■ Exercise brief
Every line holding the string "icon" is to be copied from the entries below.

■ Data records for software interfaces
*****
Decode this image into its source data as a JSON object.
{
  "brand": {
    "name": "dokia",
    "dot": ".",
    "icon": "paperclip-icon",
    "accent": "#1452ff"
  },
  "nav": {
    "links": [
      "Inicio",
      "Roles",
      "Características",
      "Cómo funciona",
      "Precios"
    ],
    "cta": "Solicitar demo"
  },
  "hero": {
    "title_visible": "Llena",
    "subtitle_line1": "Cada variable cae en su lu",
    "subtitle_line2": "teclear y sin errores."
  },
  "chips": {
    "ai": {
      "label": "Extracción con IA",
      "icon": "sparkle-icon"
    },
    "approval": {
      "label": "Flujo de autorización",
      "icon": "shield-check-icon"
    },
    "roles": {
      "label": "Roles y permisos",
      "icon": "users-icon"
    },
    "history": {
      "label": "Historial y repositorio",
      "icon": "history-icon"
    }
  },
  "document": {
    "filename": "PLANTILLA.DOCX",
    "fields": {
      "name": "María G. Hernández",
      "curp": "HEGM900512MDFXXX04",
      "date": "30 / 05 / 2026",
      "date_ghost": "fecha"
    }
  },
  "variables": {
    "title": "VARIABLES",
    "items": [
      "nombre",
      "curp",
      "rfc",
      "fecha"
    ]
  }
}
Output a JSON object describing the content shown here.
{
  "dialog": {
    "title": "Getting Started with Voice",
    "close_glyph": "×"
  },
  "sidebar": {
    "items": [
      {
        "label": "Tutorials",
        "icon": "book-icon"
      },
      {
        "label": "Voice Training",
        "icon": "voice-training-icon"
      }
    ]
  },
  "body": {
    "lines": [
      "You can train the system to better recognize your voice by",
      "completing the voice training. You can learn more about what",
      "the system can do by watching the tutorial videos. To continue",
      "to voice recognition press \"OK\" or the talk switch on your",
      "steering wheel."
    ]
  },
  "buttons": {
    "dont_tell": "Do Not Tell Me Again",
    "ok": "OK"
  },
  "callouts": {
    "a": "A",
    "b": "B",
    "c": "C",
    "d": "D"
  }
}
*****
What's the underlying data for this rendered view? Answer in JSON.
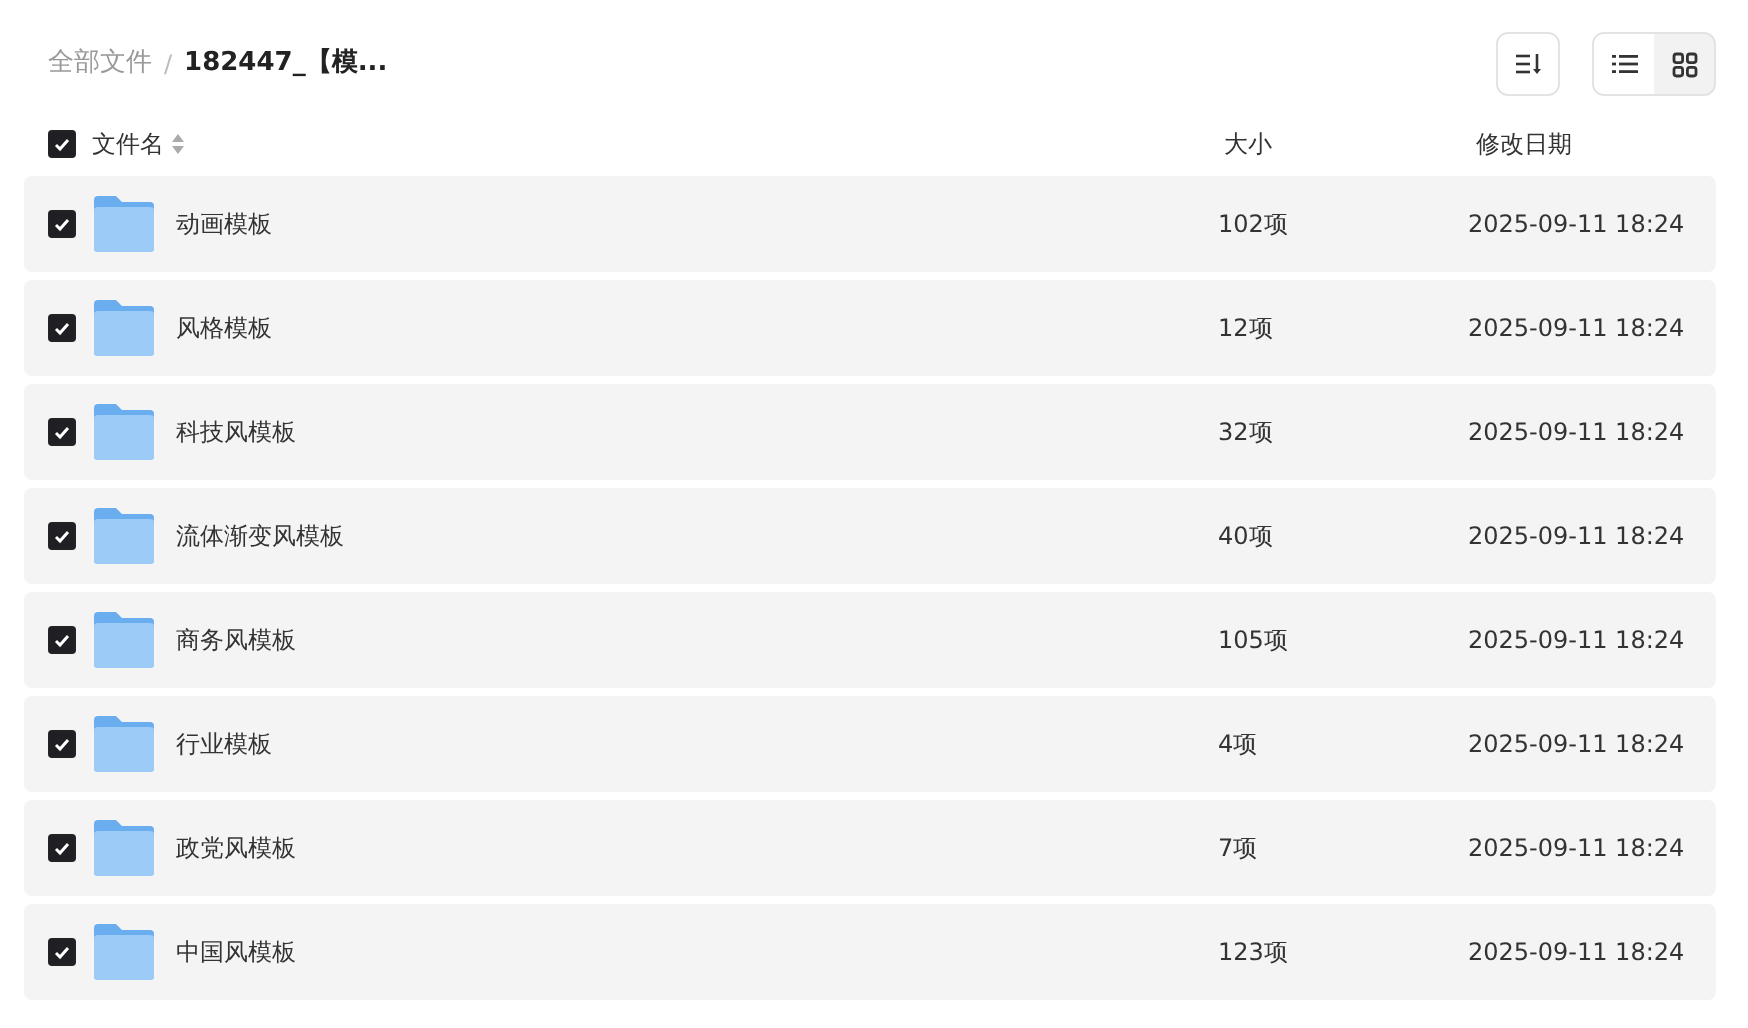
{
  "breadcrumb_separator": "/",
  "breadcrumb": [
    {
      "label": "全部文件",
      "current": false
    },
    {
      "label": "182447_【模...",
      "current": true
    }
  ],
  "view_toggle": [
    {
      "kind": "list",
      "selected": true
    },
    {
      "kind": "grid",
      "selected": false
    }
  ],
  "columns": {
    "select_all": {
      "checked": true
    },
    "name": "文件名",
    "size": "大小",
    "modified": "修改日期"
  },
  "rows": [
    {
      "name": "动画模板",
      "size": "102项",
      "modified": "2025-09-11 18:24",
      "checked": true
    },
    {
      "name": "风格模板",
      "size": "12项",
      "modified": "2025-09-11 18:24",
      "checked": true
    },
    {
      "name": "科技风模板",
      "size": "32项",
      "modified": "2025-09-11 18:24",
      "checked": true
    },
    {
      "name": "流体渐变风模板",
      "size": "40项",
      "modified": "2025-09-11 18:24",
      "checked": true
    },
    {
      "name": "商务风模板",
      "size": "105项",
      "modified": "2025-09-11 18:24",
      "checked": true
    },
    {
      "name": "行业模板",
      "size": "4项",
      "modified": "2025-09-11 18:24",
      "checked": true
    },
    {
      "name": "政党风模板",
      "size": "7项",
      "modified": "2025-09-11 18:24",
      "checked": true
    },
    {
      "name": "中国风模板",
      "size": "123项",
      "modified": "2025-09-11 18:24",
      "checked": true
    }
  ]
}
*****
■ Response
    "icon": "paperclip-icon",
      "icon": "sparkle-icon"
      "icon": "shield-check-icon"
      "icon": "users-icon"
      "icon": "history-icon"
        "icon": "book-icon"
        "icon": "voice-training-icon"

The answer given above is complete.